> **The task**
Where in the material does the word "DESCRIPTION" appear? Copy each line that has it.

> **Provided records**
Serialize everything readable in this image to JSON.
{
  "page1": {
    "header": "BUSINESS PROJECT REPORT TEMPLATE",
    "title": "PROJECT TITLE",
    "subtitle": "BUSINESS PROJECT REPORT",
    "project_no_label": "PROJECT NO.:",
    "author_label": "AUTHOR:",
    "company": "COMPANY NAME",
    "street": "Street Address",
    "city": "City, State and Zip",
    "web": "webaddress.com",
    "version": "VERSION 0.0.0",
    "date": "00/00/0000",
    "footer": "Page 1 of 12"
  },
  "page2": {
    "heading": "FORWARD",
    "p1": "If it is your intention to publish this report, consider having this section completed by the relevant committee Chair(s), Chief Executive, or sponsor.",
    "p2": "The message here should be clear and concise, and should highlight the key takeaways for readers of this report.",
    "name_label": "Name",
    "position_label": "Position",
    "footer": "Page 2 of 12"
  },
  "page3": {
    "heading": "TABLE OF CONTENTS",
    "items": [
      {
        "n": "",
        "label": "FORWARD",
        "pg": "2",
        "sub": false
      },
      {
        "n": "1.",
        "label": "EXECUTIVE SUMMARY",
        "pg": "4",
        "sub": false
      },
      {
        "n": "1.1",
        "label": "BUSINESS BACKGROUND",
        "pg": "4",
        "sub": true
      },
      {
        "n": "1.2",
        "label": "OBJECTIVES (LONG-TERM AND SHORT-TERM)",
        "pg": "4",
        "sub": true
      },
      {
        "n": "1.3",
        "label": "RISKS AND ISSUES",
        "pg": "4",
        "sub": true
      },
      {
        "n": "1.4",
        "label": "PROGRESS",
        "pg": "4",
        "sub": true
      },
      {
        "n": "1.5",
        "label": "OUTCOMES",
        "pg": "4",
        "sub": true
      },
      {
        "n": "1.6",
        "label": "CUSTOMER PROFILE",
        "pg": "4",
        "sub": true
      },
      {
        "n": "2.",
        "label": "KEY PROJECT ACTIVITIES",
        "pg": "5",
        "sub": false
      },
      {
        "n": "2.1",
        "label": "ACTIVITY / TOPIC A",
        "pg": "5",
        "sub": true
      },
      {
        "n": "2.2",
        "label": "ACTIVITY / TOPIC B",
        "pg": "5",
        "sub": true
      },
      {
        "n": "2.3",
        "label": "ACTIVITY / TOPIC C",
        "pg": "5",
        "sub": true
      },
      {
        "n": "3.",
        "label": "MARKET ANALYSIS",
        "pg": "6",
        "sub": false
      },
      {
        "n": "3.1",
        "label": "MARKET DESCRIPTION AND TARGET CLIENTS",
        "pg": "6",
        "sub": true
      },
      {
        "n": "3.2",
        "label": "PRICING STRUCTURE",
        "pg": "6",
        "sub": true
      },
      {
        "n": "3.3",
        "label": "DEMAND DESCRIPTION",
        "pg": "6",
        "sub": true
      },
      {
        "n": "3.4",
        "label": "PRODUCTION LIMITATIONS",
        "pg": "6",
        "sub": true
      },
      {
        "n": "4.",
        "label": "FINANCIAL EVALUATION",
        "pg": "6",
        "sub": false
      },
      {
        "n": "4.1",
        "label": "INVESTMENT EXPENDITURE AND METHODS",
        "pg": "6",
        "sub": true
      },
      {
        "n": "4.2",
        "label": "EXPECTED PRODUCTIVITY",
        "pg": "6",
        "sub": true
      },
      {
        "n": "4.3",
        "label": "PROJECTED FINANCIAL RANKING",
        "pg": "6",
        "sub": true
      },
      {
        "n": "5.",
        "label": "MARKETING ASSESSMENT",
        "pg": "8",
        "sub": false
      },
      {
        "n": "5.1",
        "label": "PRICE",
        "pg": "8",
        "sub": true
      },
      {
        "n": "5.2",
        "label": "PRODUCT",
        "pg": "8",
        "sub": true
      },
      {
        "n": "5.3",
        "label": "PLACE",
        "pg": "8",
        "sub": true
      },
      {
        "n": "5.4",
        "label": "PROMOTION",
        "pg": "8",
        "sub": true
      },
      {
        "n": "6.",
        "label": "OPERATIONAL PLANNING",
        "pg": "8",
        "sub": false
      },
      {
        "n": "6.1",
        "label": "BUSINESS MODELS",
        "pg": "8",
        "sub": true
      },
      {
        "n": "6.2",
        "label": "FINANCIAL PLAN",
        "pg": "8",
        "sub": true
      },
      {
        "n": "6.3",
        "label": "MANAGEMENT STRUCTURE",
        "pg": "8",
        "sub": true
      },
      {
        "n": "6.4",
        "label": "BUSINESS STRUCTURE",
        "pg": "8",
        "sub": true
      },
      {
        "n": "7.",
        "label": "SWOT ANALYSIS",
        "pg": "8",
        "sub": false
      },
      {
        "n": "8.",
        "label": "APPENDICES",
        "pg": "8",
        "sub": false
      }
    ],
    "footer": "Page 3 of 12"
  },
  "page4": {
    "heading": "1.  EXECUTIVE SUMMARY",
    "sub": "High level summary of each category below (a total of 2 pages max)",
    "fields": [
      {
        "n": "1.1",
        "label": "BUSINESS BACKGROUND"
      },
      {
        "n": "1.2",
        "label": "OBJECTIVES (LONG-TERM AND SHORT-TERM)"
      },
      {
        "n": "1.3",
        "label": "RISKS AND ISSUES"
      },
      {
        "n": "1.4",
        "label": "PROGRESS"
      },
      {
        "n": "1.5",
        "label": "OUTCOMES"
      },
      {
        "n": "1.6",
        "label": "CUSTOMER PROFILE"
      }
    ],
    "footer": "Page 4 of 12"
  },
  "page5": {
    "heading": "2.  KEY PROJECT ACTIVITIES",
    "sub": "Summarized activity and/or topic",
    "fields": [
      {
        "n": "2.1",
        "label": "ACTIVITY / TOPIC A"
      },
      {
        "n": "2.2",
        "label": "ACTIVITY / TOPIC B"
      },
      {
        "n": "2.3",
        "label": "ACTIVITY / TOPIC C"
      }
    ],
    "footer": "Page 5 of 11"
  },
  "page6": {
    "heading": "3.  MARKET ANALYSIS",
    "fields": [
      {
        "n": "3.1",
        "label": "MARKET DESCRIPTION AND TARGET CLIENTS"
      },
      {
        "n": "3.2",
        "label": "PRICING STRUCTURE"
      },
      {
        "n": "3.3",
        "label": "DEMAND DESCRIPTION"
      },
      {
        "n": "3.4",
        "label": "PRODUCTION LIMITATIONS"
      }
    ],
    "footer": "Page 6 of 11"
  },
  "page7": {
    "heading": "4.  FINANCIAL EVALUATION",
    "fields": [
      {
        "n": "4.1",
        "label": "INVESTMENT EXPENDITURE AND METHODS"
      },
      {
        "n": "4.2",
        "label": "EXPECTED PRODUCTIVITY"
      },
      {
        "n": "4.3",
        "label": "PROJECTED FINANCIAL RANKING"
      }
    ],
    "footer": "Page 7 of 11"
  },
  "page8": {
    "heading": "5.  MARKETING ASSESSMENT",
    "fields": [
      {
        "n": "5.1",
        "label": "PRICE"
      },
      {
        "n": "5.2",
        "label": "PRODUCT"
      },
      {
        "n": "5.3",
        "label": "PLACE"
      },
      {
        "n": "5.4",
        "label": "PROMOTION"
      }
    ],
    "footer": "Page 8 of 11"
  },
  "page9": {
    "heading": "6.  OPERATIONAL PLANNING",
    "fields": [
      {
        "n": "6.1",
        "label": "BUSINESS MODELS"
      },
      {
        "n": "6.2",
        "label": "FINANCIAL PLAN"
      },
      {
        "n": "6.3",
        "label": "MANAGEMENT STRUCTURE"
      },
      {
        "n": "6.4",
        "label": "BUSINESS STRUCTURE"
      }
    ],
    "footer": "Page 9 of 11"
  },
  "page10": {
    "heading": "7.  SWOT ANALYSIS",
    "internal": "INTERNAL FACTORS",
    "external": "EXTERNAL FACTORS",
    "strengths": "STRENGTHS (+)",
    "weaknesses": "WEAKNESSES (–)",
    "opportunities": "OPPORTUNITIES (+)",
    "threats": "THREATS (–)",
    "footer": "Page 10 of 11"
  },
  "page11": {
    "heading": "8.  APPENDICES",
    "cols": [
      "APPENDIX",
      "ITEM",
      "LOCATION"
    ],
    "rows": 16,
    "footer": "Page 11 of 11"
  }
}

> **Answer box**
        "label": "MARKET DESCRIPTION AND TARGET CLIENTS",
        "label": "DEMAND DESCRIPTION",
        "label": "MARKET DESCRIPTION AND TARGET CLIENTS"
        "label": "DEMAND DESCRIPTION"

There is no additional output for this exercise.